**REQUIRED WORK**
The number of lines below containing the word "sender" is all that should be returned.

*** DATA SHOWN ***

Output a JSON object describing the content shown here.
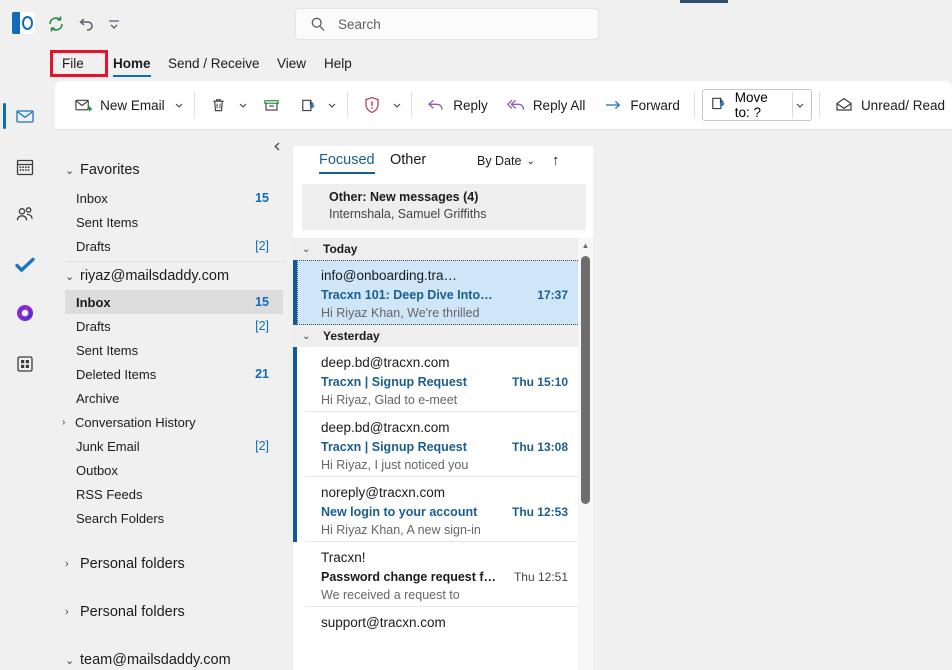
{
  "app": {
    "logo_icon": "outlook-logo-icon",
    "quick_access": [
      {
        "name": "refresh-icon",
        "label": "Refresh"
      },
      {
        "name": "undo-icon",
        "label": "Undo"
      },
      {
        "name": "customize-quick-access-icon",
        "label": "Customize Quick Access Toolbar"
      }
    ]
  },
  "search": {
    "placeholder": "Search",
    "icon": "search-icon"
  },
  "menu": {
    "tabs": [
      {
        "id": "file",
        "label": "File",
        "active": false,
        "highlighted": true
      },
      {
        "id": "home",
        "label": "Home",
        "active": true,
        "highlighted": false
      },
      {
        "id": "send_receive",
        "label": "Send / Receive",
        "active": false,
        "highlighted": false
      },
      {
        "id": "view",
        "label": "View",
        "active": false,
        "highlighted": false
      },
      {
        "id": "help",
        "label": "Help",
        "active": false,
        "highlighted": false
      }
    ],
    "highlight_color": "#e8112d"
  },
  "ribbon": {
    "new_email": {
      "label": "New Email",
      "icon": "new-email-icon"
    },
    "delete": {
      "label": "Delete",
      "icon": "trash-icon"
    },
    "archive": {
      "label": "Archive",
      "icon": "archive-icon"
    },
    "move_inbox": {
      "label": "Move to Inbox",
      "icon": "move-to-inbox-icon"
    },
    "report": {
      "label": "Report",
      "icon": "report-shield-icon"
    },
    "reply": {
      "label": "Reply",
      "icon": "reply-icon"
    },
    "reply_all": {
      "label": "Reply All",
      "icon": "reply-all-icon"
    },
    "forward": {
      "label": "Forward",
      "icon": "forward-arrow-icon"
    },
    "move_to": {
      "label": "Move to: ?",
      "icon": "move-to-icon"
    },
    "unread_read": {
      "label": "Unread/ Read",
      "icon": "envelope-open-icon"
    }
  },
  "rail": {
    "items": [
      {
        "name": "mail-app-icon",
        "label": "Mail",
        "active": true
      },
      {
        "name": "calendar-app-icon",
        "label": "Calendar",
        "active": false
      },
      {
        "name": "people-app-icon",
        "label": "People",
        "active": false
      },
      {
        "name": "todo-app-icon",
        "label": "To Do",
        "active": false
      },
      {
        "name": "onenote-app-icon",
        "label": "OneNote",
        "active": false
      },
      {
        "name": "more-apps-icon",
        "label": "More apps",
        "active": false
      }
    ]
  },
  "folder_pane": {
    "collapse_icon": "chevron-left-icon",
    "groups": [
      {
        "id": "favorites",
        "title": "Favorites",
        "expanded": true,
        "chevron": "chevron-down-icon",
        "items": [
          {
            "label": "Inbox",
            "count": "15",
            "bracket": false,
            "chevron": null,
            "selected": false
          },
          {
            "label": "Sent Items",
            "count": "",
            "bracket": false,
            "chevron": null,
            "selected": false
          },
          {
            "label": "Drafts",
            "count": "[2]",
            "bracket": true,
            "chevron": null,
            "selected": false
          }
        ]
      },
      {
        "id": "riyaz_account",
        "title": "riyaz@mailsdaddy.com",
        "expanded": true,
        "chevron": "chevron-down-icon",
        "items": [
          {
            "label": "Inbox",
            "count": "15",
            "bracket": false,
            "chevron": null,
            "selected": true
          },
          {
            "label": "Drafts",
            "count": "[2]",
            "bracket": true,
            "chevron": null,
            "selected": false
          },
          {
            "label": "Sent Items",
            "count": "",
            "bracket": false,
            "chevron": null,
            "selected": false
          },
          {
            "label": "Deleted Items",
            "count": "21",
            "bracket": false,
            "chevron": null,
            "selected": false
          },
          {
            "label": "Archive",
            "count": "",
            "bracket": false,
            "chevron": null,
            "selected": false
          },
          {
            "label": "Conversation History",
            "count": "",
            "bracket": false,
            "chevron": "chevron-right-icon",
            "selected": false
          },
          {
            "label": "Junk Email",
            "count": "[2]",
            "bracket": true,
            "chevron": null,
            "selected": false
          },
          {
            "label": "Outbox",
            "count": "",
            "bracket": false,
            "chevron": null,
            "selected": false
          },
          {
            "label": "RSS Feeds",
            "count": "",
            "bracket": false,
            "chevron": null,
            "selected": false
          },
          {
            "label": "Search Folders",
            "count": "",
            "bracket": false,
            "chevron": null,
            "selected": false
          }
        ]
      },
      {
        "id": "personal_folders_1",
        "title": "Personal folders",
        "expanded": false,
        "chevron": "chevron-right-icon",
        "items": []
      },
      {
        "id": "personal_folders_2",
        "title": "Personal folders",
        "expanded": false,
        "chevron": "chevron-right-icon",
        "items": []
      },
      {
        "id": "team_account",
        "title": "team@mailsdaddy.com",
        "expanded": true,
        "chevron": "chevron-down-icon",
        "items": []
      }
    ]
  },
  "message_list": {
    "tabs": [
      {
        "id": "focused",
        "label": "Focused",
        "active": true
      },
      {
        "id": "other",
        "label": "Other",
        "active": false
      }
    ],
    "sort": {
      "label": "By Date",
      "chevron": "chevron-down-icon"
    },
    "sort_direction_icon": "arrow-up-icon",
    "other_banner": {
      "title": "Other: New messages (4)",
      "subtitle": "Internshala, Samuel Griffiths"
    },
    "groups": [
      {
        "label": "Today",
        "chevron": "chevron-down-icon",
        "messages": [
          {
            "sender": "info@onboarding.tra…",
            "subject": "Tracxn 101: Deep Dive Into…",
            "time": "17:37",
            "preview": "Hi Riyaz Khan,  We're thrilled",
            "unread": true,
            "selected": true
          }
        ]
      },
      {
        "label": "Yesterday",
        "chevron": "chevron-down-icon",
        "messages": [
          {
            "sender": "deep.bd@tracxn.com",
            "subject": "Tracxn | Signup Request",
            "time": "Thu 15:10",
            "preview": "Hi Riyaz,  Glad to e-meet",
            "unread": true,
            "selected": false
          },
          {
            "sender": "deep.bd@tracxn.com",
            "subject": "Tracxn | Signup Request",
            "time": "Thu 13:08",
            "preview": "Hi Riyaz,  I just noticed you",
            "unread": true,
            "selected": false
          },
          {
            "sender": "noreply@tracxn.com",
            "subject": "New login to your account",
            "time": "Thu 12:53",
            "preview": "Hi Riyaz Khan,  A new sign-in",
            "unread": true,
            "selected": false
          },
          {
            "sender": "Tracxn!",
            "subject": "Password change request f…",
            "time": "Thu 12:51",
            "preview": "We received a request to",
            "unread": false,
            "selected": false
          },
          {
            "sender": "support@tracxn.com",
            "subject": "",
            "time": "",
            "preview": "",
            "unread": false,
            "selected": false
          }
        ]
      }
    ],
    "scrollbar": {
      "up_arrow_icon": "scroll-up-arrow-icon"
    }
  },
  "colors": {
    "accent": "#0f6cbd",
    "selected_row": "#cfe5f8",
    "unread_bar": "#0f5a9c",
    "link": "#1a5e8f",
    "highlight_box": "#e8112d"
  }
}
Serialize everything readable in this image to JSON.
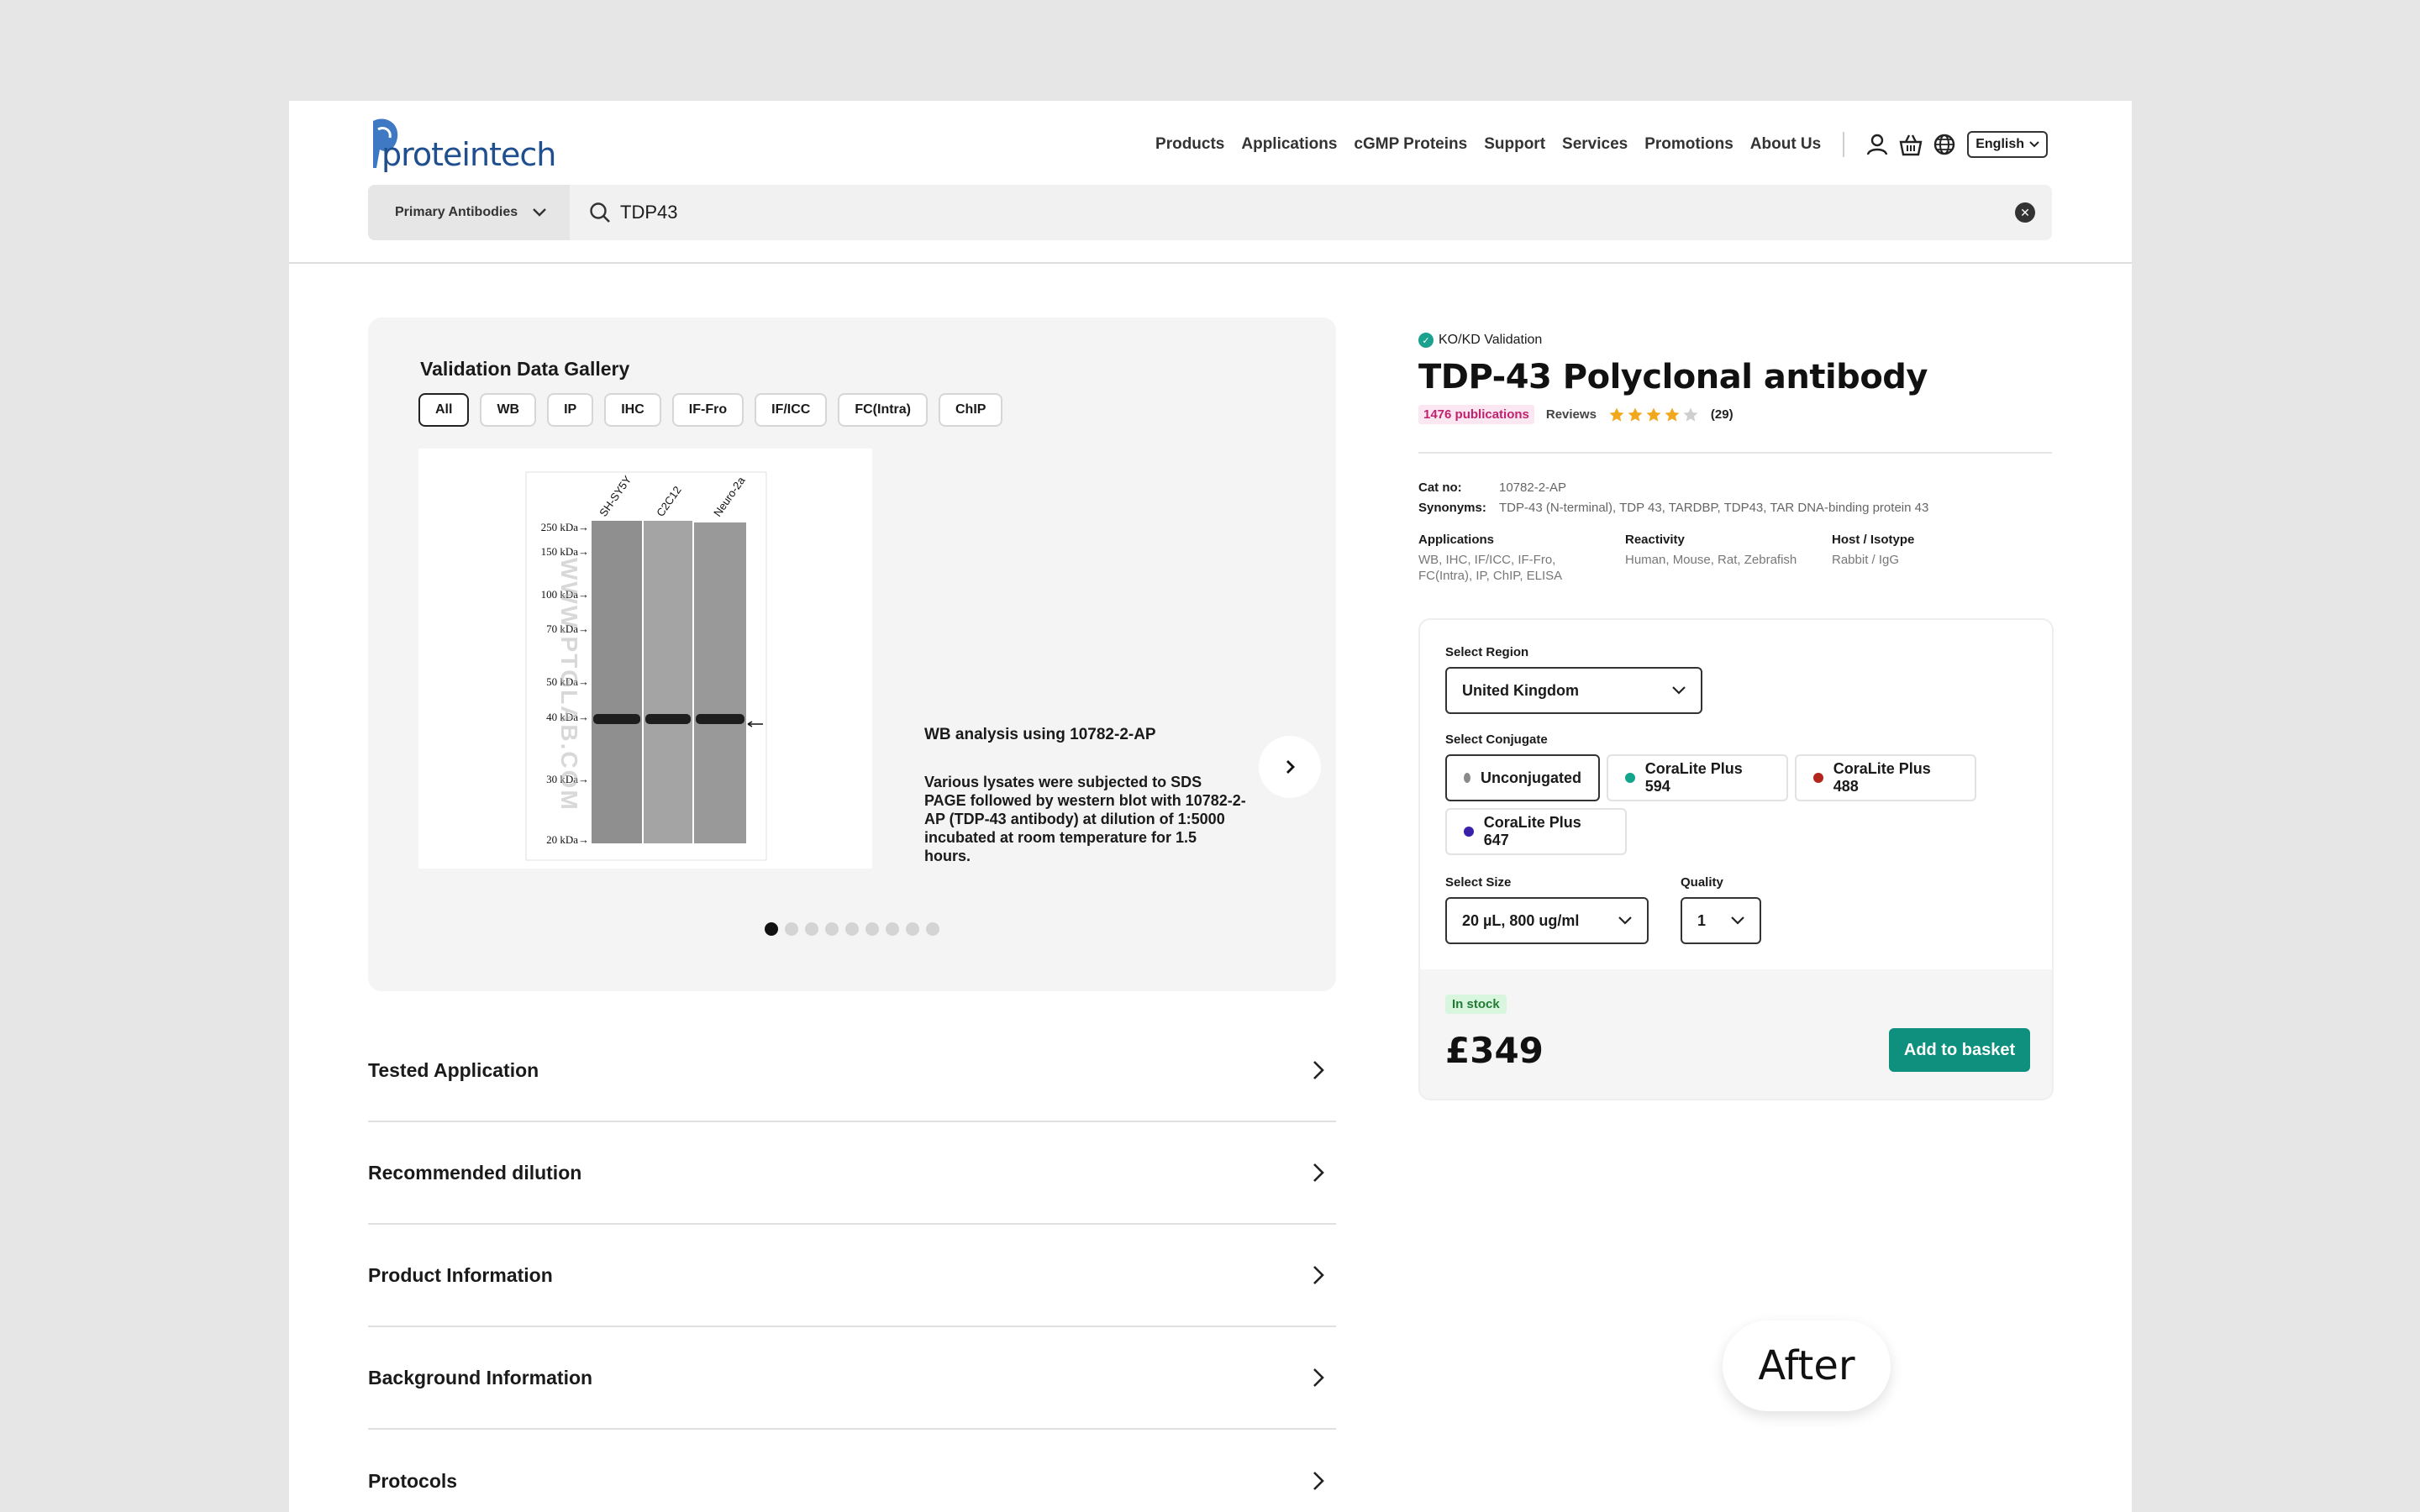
{
  "header": {
    "logo_text": "proteintech",
    "nav": [
      "Products",
      "Applications",
      "cGMP Proteins",
      "Support",
      "Services",
      "Promotions",
      "About Us"
    ],
    "language": "English",
    "search": {
      "category": "Primary Antibodies",
      "value": "TDP43"
    }
  },
  "gallery": {
    "title": "Validation Data Gallery",
    "filters": [
      "All",
      "WB",
      "IP",
      "IHC",
      "IF-Fro",
      "IF/ICC",
      "FC(Intra)",
      "ChIP"
    ],
    "active_filter": "All",
    "blot": {
      "lanes": [
        "SH-SY5Y",
        "C2C12",
        "Neuro-2a"
      ],
      "markers": [
        "250 kDa→",
        "150 kDa→",
        "100 kDa→",
        "70 kDa→",
        "50 kDa→",
        "40 kDa→",
        "30 kDa→",
        "20 kDa→"
      ],
      "watermark": "WWW.PTGLAB.COM"
    },
    "caption_title": "WB analysis using 10782-2-AP",
    "caption_text": "Various lysates were subjected to SDS PAGE followed by western blot with 10782-2-AP (TDP-43 antibody) at dilution of 1:5000 incubated at room temperature for 1.5 hours.",
    "dot_count": 9,
    "active_dot": 0
  },
  "accordion": [
    "Tested Application",
    "Recommended dilution",
    "Product Information",
    "Background Information",
    "Protocols"
  ],
  "product": {
    "validation_badge": "KO/KD Validation",
    "title": "TDP-43 Polyclonal antibody",
    "publications": "1476 publications",
    "reviews_label": "Reviews",
    "rating": 4,
    "rating_max": 5,
    "reviews_count": "(29)",
    "cat_label": "Cat no:",
    "cat_no": "10782-2-AP",
    "synonyms_label": "Synonyms:",
    "synonyms": "TDP-43 (N-terminal), TDP 43, TARDBP, TDP43, TAR DNA-binding protein 43",
    "applications_label": "Applications",
    "applications": "WB, IHC, IF/ICC, IF-Fro, FC(Intra), IP, ChIP, ELISA",
    "reactivity_label": "Reactivity",
    "reactivity": "Human, Mouse, Rat, Zebrafish",
    "host_label": "Host / Isotype",
    "host": "Rabbit / IgG"
  },
  "purchase": {
    "region_label": "Select Region",
    "region": "United Kingdom",
    "conjugate_label": "Select Conjugate",
    "conjugates": [
      {
        "name": "Unconjugated",
        "color": "#8a8a8a"
      },
      {
        "name": "CoraLite Plus 594",
        "color": "#14a58f"
      },
      {
        "name": "CoraLite Plus 488",
        "color": "#b3261e"
      },
      {
        "name": "CoraLite Plus 647",
        "color": "#3a1fa8"
      }
    ],
    "active_conjugate": "Unconjugated",
    "size_label": "Select Size",
    "size": "20 µL, 800 ug/ml",
    "quantity_label": "Quality",
    "quantity": "1",
    "stock": "In stock",
    "price": "£349",
    "add_button": "Add to basket"
  },
  "overlay_label": "After"
}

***

**ANSWER SPACE**
6